WHAT TO PRODUCE » Which lines of the records hold the string "screenshot"? Report only how many of them there are.

++++ GIVEN ENTRIES ++++

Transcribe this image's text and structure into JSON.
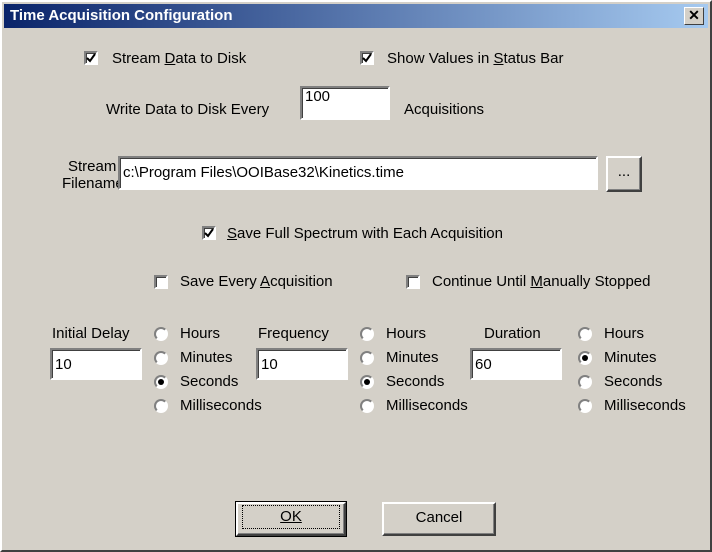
{
  "window": {
    "title": "Time Acquisition Configuration",
    "close_glyph": "✕"
  },
  "stream": {
    "to_disk": {
      "label_pre": "Stream ",
      "label_u": "D",
      "label_post": "ata to Disk",
      "checked": true
    },
    "status_bar": {
      "label_pre": "Show Values in ",
      "label_u": "S",
      "label_post": "tatus Bar",
      "checked": true
    },
    "write_every_label": "Write Data to Disk Every",
    "write_every_value": "100",
    "acquisitions_label": "Acquisitions",
    "filename_label_line1": "Stream",
    "filename_label_line2": "Filename",
    "filename_value": "c:\\Program Files\\OOIBase32\\Kinetics.time",
    "browse_label": "..."
  },
  "options": {
    "full_spectrum": {
      "label_u": "S",
      "label_post": "ave Full Spectrum with Each Acquisition",
      "checked": true
    },
    "every_acquisition": {
      "label_pre": "Save Every ",
      "label_u": "A",
      "label_post": "cquisition",
      "checked": false
    },
    "until_stopped": {
      "label_pre": "Continue Until ",
      "label_u": "M",
      "label_post": "anually Stopped",
      "checked": false
    }
  },
  "timing": {
    "unit_labels": [
      "Hours",
      "Minutes",
      "Seconds",
      "Milliseconds"
    ],
    "initial_delay": {
      "label": "Initial Delay",
      "value": "10",
      "selected": "Seconds"
    },
    "frequency": {
      "label": "Frequency",
      "value": "10",
      "selected": "Seconds"
    },
    "duration": {
      "label": "Duration",
      "value": "60",
      "selected": "Minutes"
    }
  },
  "buttons": {
    "ok": "OK",
    "cancel": "Cancel"
  }
}
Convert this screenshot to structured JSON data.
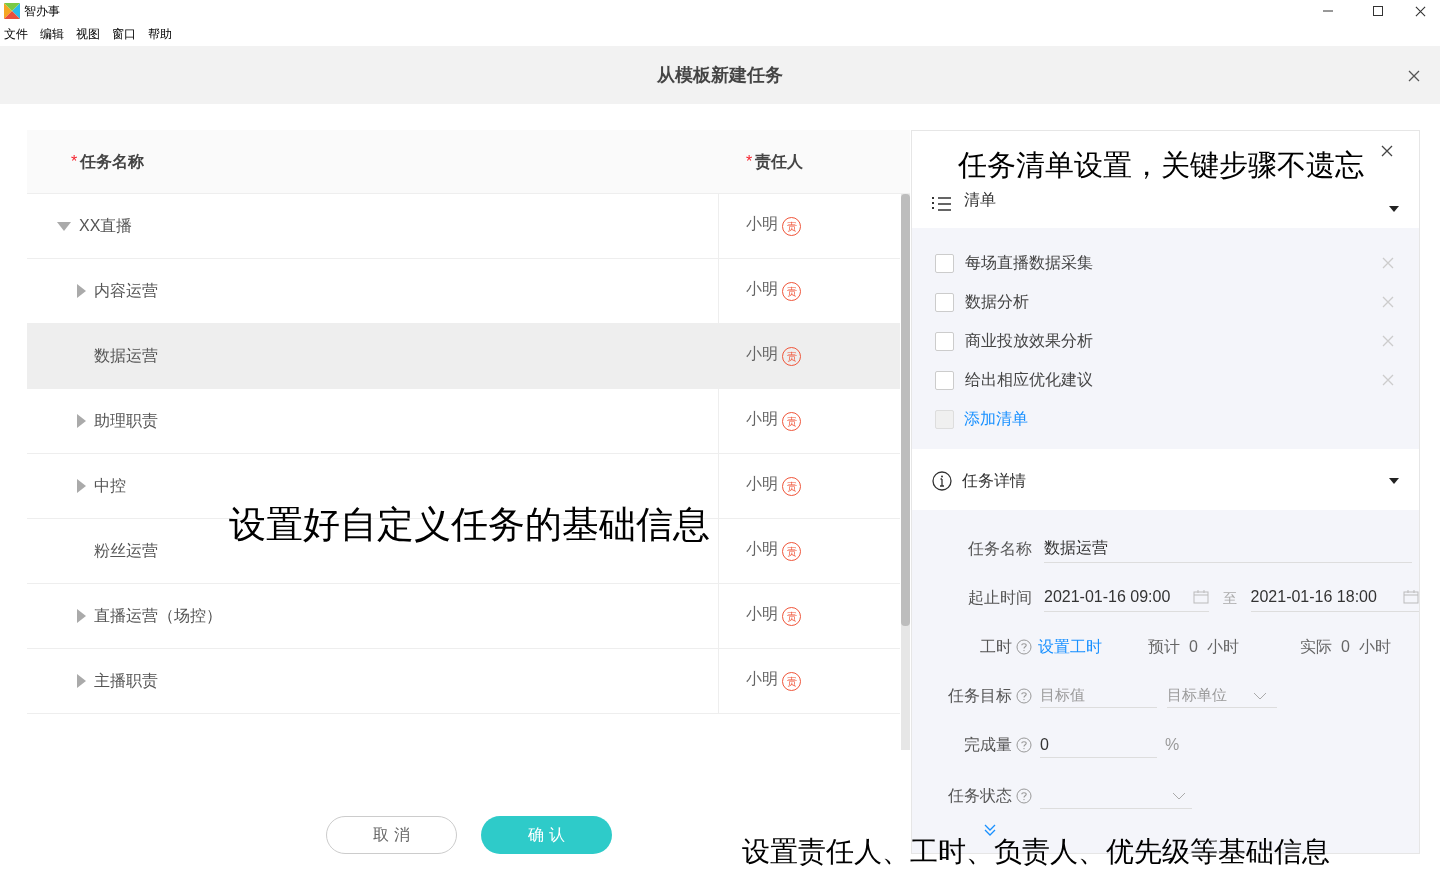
{
  "app": {
    "title": "智办事"
  },
  "menu": [
    "文件",
    "编辑",
    "视图",
    "窗口",
    "帮助"
  ],
  "dialog": {
    "title": "从模板新建任务"
  },
  "table": {
    "columns": [
      {
        "label": "任务名称",
        "mark": "*"
      },
      {
        "label": "责任人",
        "mark": "*"
      }
    ],
    "rows": [
      {
        "name": "XX直播",
        "kind": "folder",
        "expanded": true,
        "selected": false,
        "assignee": "小明",
        "badge": "责",
        "children": [
          {
            "name": "内容运营",
            "kind": "folder",
            "expanded": false,
            "selected": false,
            "assignee": "小明",
            "badge": "责"
          },
          {
            "name": "数据运营",
            "kind": "leaf",
            "selected": true,
            "assignee": "小明",
            "badge": "责"
          },
          {
            "name": "助理职责",
            "kind": "folder",
            "expanded": false,
            "selected": false,
            "assignee": "小明",
            "badge": "责"
          },
          {
            "name": "中控",
            "kind": "folder",
            "expanded": false,
            "selected": false,
            "assignee": "小明",
            "badge": "责"
          },
          {
            "name": "粉丝运营",
            "kind": "leaf",
            "selected": false,
            "assignee": "小明",
            "badge": "责"
          },
          {
            "name": "直播运营（场控）",
            "kind": "folder",
            "expanded": false,
            "selected": false,
            "assignee": "小明",
            "badge": "责"
          },
          {
            "name": "主播职责",
            "kind": "folder",
            "expanded": false,
            "selected": false,
            "assignee": "小明",
            "badge": "责"
          }
        ]
      }
    ]
  },
  "buttons": {
    "cancel": "取 消",
    "confirm": "确 认"
  },
  "checklist": {
    "title": "清单",
    "expanded": true,
    "items": [
      {
        "text": "每场直播数据采集",
        "checked": false
      },
      {
        "text": "数据分析",
        "checked": false
      },
      {
        "text": "商业投放效果分析",
        "checked": false
      },
      {
        "text": "给出相应优化建议",
        "checked": false
      }
    ],
    "add_label": "添加清单"
  },
  "details": {
    "title": "任务详情",
    "expanded": true,
    "name_label": "任务名称",
    "name_value": "数据运营",
    "time_label": "起止时间",
    "start": "2021-01-16 09:00",
    "to": "至",
    "end": "2021-01-16 18:00",
    "hours_label": "工时",
    "hours_link": "设置工时",
    "estimated": "预计  0  小时",
    "actual": "实际  0  小时",
    "goal_label": "任务目标",
    "goal_placeholder": "目标值",
    "unit_placeholder": "目标单位",
    "progress_label": "完成量",
    "progress_value": "0",
    "percent": "%",
    "status_label": "任务状态"
  },
  "captions": [
    "设置好自定义任务的基础信息",
    "任务清单设置，关键步骤不遗忘",
    "设置责任人、工时、负责人、优先级等基础信息"
  ]
}
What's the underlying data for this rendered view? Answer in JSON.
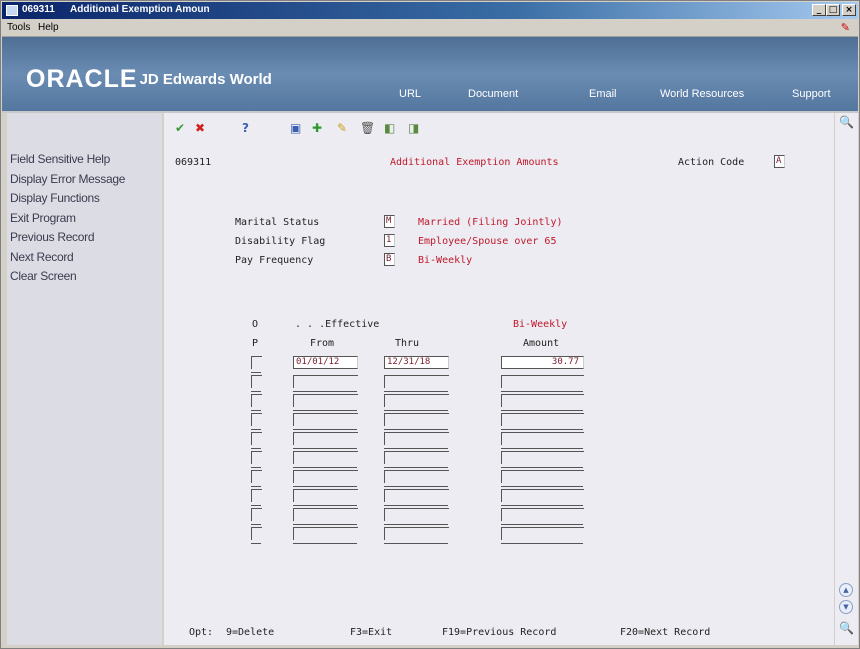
{
  "window": {
    "id": "069311",
    "title": "Additional Exemption Amoun",
    "controls": [
      "_",
      "□",
      "×"
    ]
  },
  "menu": {
    "items": [
      "Tools",
      "Help"
    ]
  },
  "header": {
    "logo_brand": "ORACLE",
    "logo_product": "JD Edwards World",
    "links": [
      "URL",
      "Document",
      "Email",
      "World Resources",
      "Support"
    ]
  },
  "sidebar": {
    "items": [
      "Field Sensitive Help",
      "Display Error Message",
      "Display Functions",
      "Exit Program",
      "Previous Record",
      "Next Record",
      "Clear Screen"
    ]
  },
  "toolbar": {
    "icons": [
      "check-icon",
      "cancel-icon",
      "help-icon",
      "inquire-icon",
      "add-icon",
      "change-icon",
      "delete-icon",
      "previous-icon",
      "next-icon"
    ]
  },
  "form": {
    "program_id": "069311",
    "screen_title": "Additional Exemption Amounts",
    "action_code_label": "Action Code",
    "action_code_value": "A",
    "marital_status": {
      "label": "Marital Status",
      "value": "M",
      "description": "Married (Filing Jointly)"
    },
    "disability_flag": {
      "label": "Disability Flag",
      "value": "1",
      "description": "Employee/Spouse over 65"
    },
    "pay_frequency": {
      "label": "Pay Frequency",
      "value": "B",
      "description": "Bi-Weekly"
    }
  },
  "grid": {
    "header_o": "O",
    "header_p": "P",
    "header_effective": ". . .Effective",
    "header_from": "From",
    "header_thru": "Thru",
    "header_amount_top": "Bi-Weekly",
    "header_amount": "Amount",
    "rows": [
      {
        "opt": "",
        "from": "01/01/12",
        "thru": "12/31/18",
        "amount": "30.77"
      }
    ],
    "empty_rows": 9
  },
  "footer": {
    "opt": "Opt:",
    "delete": "9=Delete",
    "exit": "F3=Exit",
    "previous": "F19=Previous Record",
    "next": "F20=Next Record"
  }
}
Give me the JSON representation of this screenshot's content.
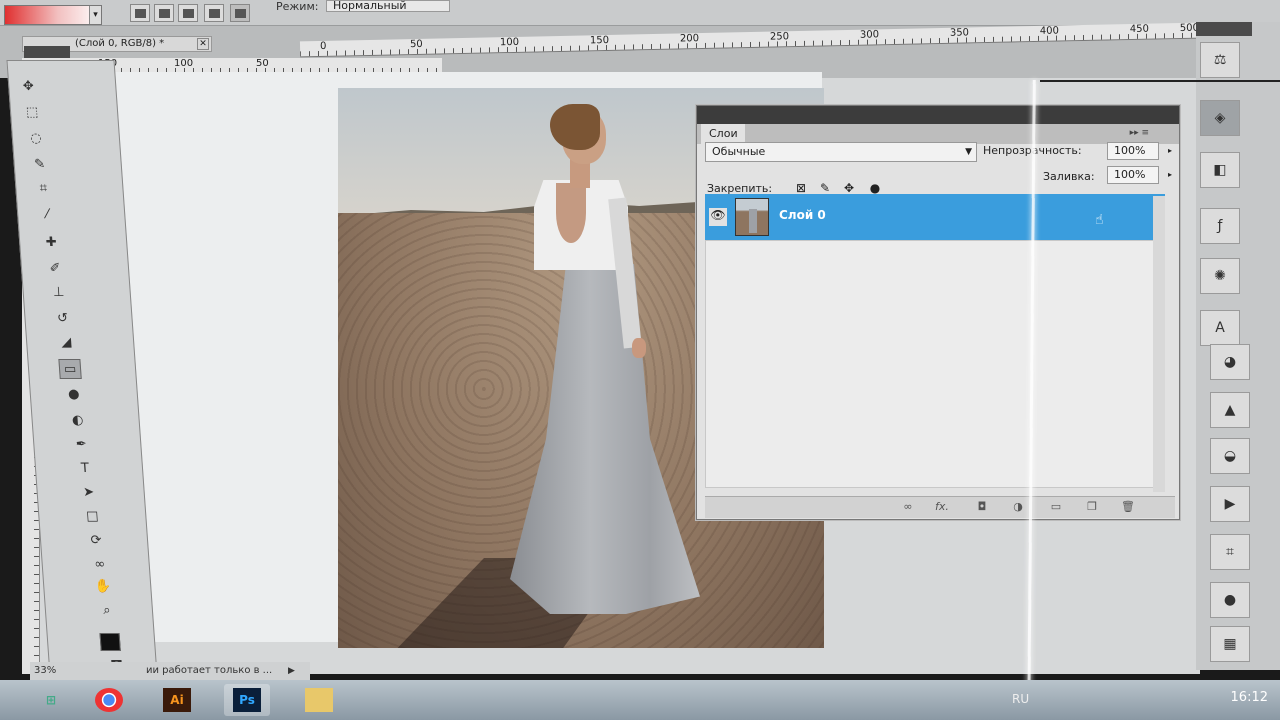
{
  "options_bar": {
    "mode_label": "Режим:",
    "mode_value": "Нормальный"
  },
  "document": {
    "tab_title": "(Слой 0, RGB/8) *",
    "tab_close": "✕"
  },
  "rulers": {
    "top": [
      "0",
      "50",
      "100",
      "150",
      "200",
      "250",
      "300",
      "350",
      "400",
      "450",
      "500"
    ],
    "second": [
      "150",
      "100",
      "50"
    ]
  },
  "layers_panel": {
    "tab": "Слои",
    "blend_mode": "Обычные",
    "opacity_label": "Непрозрачность:",
    "opacity_value": "100%",
    "fill_label": "Заливка:",
    "fill_value": "100%",
    "lock_label": "Закрепить:",
    "layer_name": "Слой 0",
    "bottom_icons": [
      "link-icon",
      "fx-icon",
      "mask-icon",
      "adjustment-icon",
      "group-icon",
      "new-layer-icon",
      "trash-icon"
    ],
    "fx_text": "fx."
  },
  "status_bar": {
    "zoom": "33%",
    "message": "ии работает только в ..."
  },
  "taskbar": {
    "ai_label": "Ai",
    "ps_label": "Ps",
    "lang": "RU",
    "clock": "16:12"
  },
  "colors": {
    "selected_layer": "#3a9ddd",
    "panel_bg": "#e2e2e2",
    "canvas_bg": "#d6d8d9"
  }
}
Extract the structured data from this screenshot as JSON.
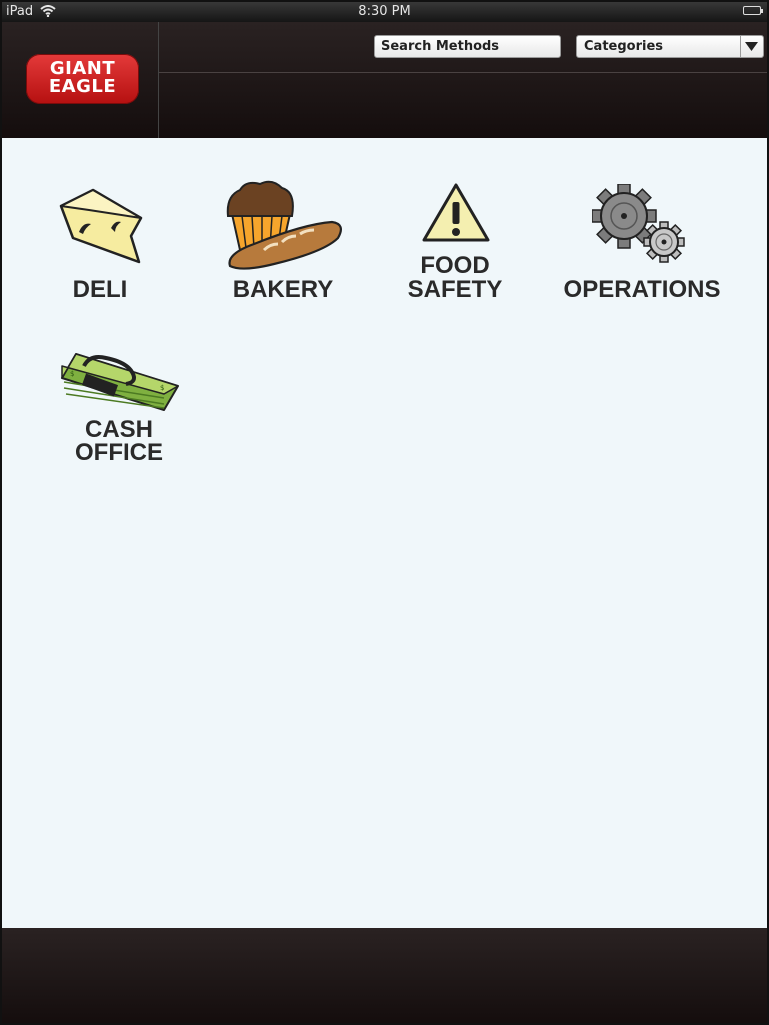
{
  "status_bar": {
    "device": "iPad",
    "time": "8:30 PM"
  },
  "header": {
    "logo": {
      "line1": "GIANT",
      "line2": "EAGLE"
    },
    "search": {
      "placeholder": "Search Methods"
    },
    "categories": {
      "selected": "Categories"
    }
  },
  "tiles": [
    {
      "label_line1": "DELI",
      "label_line2": "",
      "icon": "cheese-icon"
    },
    {
      "label_line1": "BAKERY",
      "label_line2": "",
      "icon": "bakery-icon"
    },
    {
      "label_line1": "FOOD",
      "label_line2": "SAFETY",
      "icon": "warning-icon"
    },
    {
      "label_line1": "OPERATIONS",
      "label_line2": "",
      "icon": "gears-icon"
    },
    {
      "label_line1": "CASH",
      "label_line2": "OFFICE",
      "icon": "money-icon"
    }
  ],
  "colors": {
    "content_bg": "#f0f7fa",
    "header_bg": "#1c1414",
    "logo_red": "#d42525",
    "label_text": "#2a2a2a"
  }
}
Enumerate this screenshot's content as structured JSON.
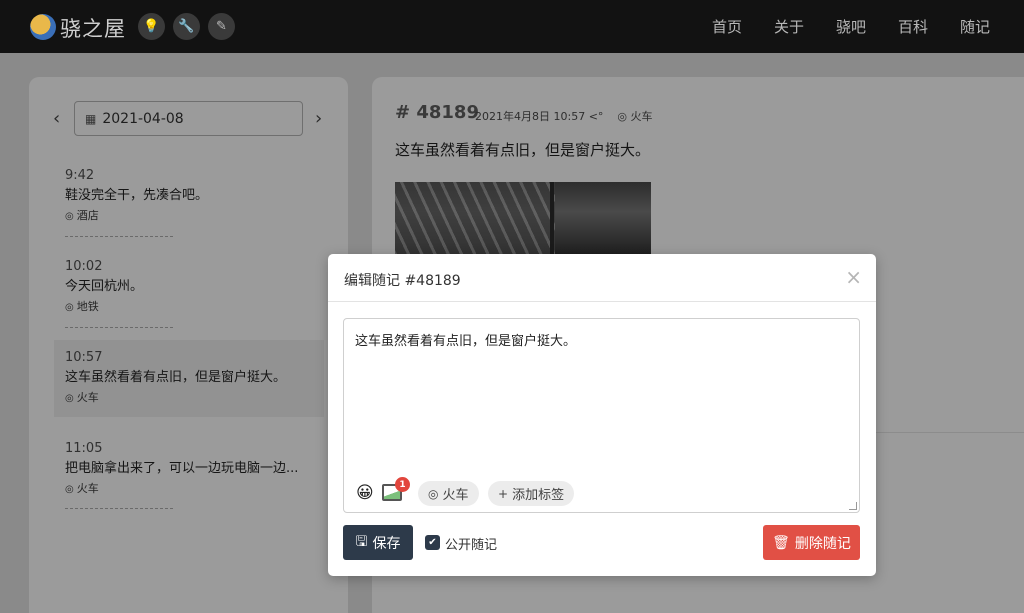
{
  "navbar": {
    "brand": "骁之屋",
    "icons": [
      "lightbulb-icon",
      "wrench-icon",
      "pencil-icon"
    ],
    "links": [
      "首页",
      "关于",
      "骁吧",
      "百科",
      "随记"
    ]
  },
  "sidebar": {
    "date": "2021-04-08",
    "prev_label": "‹",
    "next_label": "›",
    "entries": [
      {
        "time": "9:42",
        "text": "鞋没完全干，先凑合吧。",
        "location": "酒店"
      },
      {
        "time": "10:02",
        "text": "今天回杭州。",
        "location": "地铁"
      },
      {
        "time": "10:57",
        "text": "这车虽然看着有点旧，但是窗户挺大。",
        "location": "火车"
      },
      {
        "time": "11:05",
        "text": "把电脑拿出来了，可以一边玩电脑一边...",
        "location": "火车"
      }
    ]
  },
  "post": {
    "id": "# 48189",
    "datetime": "2021年4月8日 10:57",
    "location": "火车",
    "text": "这车虽然看着有点旧，但是窗户挺大。"
  },
  "modal": {
    "title": "编辑随记 #48189",
    "close_label": "×",
    "content": "这车虽然看着有点旧，但是窗户挺大。",
    "image_count": "1",
    "location_chip": "火车",
    "add_tag_label": "添加标签",
    "save_label": "保存",
    "public_label": "公开随记",
    "public_checked": true,
    "delete_label": "删除随记"
  },
  "colors": {
    "navbar_bg": "#121212",
    "save_button": "#2d3a4a",
    "delete_button": "#e15045",
    "badge": "#e2463d"
  }
}
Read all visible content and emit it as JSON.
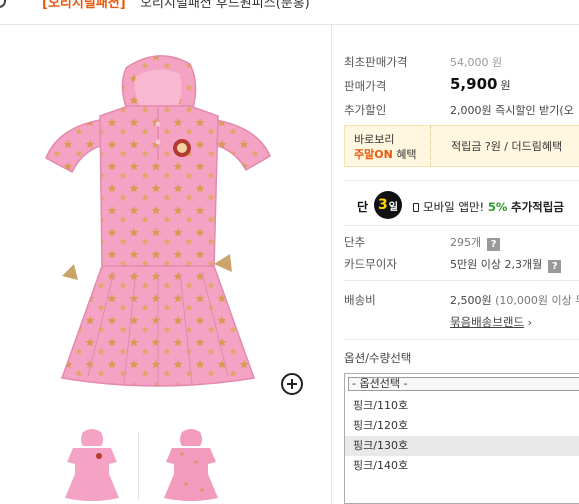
{
  "header": {
    "title_bracket": "[오리지널패션]",
    "title_text": "오리지널패션 후드원피스(분홍)"
  },
  "product": {
    "main_image_alt": "pink hooded star dress",
    "thumbnails": [
      "thumb-front",
      "thumb-back"
    ]
  },
  "info": {
    "original_price_label": "최초판매가격",
    "original_price_value": "54,000 원",
    "sale_price_label": "판매가격",
    "sale_price_value": "5,900",
    "sale_price_unit": "원",
    "extra_discount_label": "추가할인",
    "extra_discount_value": "2,000원 즉시할인 받기(오",
    "promo_line1": "바로보리",
    "promo_highlight": "주말ON",
    "promo_line2_tail": "혜택",
    "promo_right": "적립금 ?원 / 더드림혜택",
    "mobile_dan": "단",
    "mobile_day": "3",
    "mobile_day_unit": "일",
    "mobile_text_pre": "모바일 앱만!",
    "mobile_pct": "5%",
    "mobile_text_post": "추가적립금",
    "dan_label": "단추",
    "dan_value": "295개",
    "card_label": "카드무이자",
    "card_value": "5만원 이상 2,3개월",
    "shipping_label": "배송비",
    "shipping_value": "2,500원",
    "shipping_note": "(10,000원 이상 무",
    "bundle_link": "묶음배송브랜드",
    "bundle_arrow": "›",
    "question_mark": "?",
    "options_label": "옵션/수량선택",
    "options": [
      "- 옵션선택 -",
      "핑크/110호",
      "핑크/120호",
      "핑크/130호",
      "핑크/140호"
    ]
  },
  "colors": {
    "accent": "#e8590c",
    "pink": "#f29bbd",
    "green": "#2a9d2a"
  }
}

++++

ANSWER TO THIS EXERCISE » 4